-- Opening Marker --

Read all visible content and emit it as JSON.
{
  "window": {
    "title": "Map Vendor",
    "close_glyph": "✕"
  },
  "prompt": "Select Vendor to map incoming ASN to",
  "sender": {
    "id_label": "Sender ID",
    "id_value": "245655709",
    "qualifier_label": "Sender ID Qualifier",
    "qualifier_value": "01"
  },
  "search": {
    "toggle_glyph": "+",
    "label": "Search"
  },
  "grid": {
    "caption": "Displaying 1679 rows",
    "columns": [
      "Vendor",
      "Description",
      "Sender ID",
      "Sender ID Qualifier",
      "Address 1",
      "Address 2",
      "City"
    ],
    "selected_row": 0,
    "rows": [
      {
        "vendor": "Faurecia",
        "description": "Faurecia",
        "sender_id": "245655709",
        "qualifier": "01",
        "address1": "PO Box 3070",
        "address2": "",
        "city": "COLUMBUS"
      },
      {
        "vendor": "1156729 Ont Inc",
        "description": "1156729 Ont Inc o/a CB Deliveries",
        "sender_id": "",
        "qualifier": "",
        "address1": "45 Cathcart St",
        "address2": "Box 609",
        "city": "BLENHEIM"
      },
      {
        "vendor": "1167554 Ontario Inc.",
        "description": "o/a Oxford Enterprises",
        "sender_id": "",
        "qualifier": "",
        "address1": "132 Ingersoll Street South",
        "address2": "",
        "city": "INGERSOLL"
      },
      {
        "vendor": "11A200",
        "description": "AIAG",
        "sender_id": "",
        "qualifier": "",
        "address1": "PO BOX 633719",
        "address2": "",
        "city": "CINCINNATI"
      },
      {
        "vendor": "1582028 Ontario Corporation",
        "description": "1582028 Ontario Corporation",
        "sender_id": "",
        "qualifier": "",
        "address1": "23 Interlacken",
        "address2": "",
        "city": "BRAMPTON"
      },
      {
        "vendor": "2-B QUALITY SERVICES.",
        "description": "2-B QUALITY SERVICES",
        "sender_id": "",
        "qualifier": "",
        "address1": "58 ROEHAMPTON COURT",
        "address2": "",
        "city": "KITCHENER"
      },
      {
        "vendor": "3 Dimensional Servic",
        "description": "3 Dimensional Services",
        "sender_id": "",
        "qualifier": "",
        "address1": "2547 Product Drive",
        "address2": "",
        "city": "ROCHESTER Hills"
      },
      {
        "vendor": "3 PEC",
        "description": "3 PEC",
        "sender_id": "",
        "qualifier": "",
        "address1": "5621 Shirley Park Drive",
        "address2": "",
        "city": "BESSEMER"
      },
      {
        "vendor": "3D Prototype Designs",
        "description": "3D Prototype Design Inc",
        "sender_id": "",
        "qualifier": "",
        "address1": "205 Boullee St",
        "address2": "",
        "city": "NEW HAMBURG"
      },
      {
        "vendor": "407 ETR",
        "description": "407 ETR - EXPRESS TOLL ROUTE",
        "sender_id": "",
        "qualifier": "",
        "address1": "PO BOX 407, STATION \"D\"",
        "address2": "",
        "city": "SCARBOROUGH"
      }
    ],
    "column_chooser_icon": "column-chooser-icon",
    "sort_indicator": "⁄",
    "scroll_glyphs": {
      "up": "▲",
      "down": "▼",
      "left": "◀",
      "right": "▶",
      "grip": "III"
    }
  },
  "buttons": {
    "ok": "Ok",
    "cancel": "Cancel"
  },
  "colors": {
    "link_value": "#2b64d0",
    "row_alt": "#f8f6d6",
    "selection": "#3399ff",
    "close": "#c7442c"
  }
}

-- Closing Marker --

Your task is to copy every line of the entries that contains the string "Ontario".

        "vendor": "1167554 Ontario Inc.",
        "vendor": "1582028 Ontario Corporation",
        "description": "1582028 Ontario Corporation",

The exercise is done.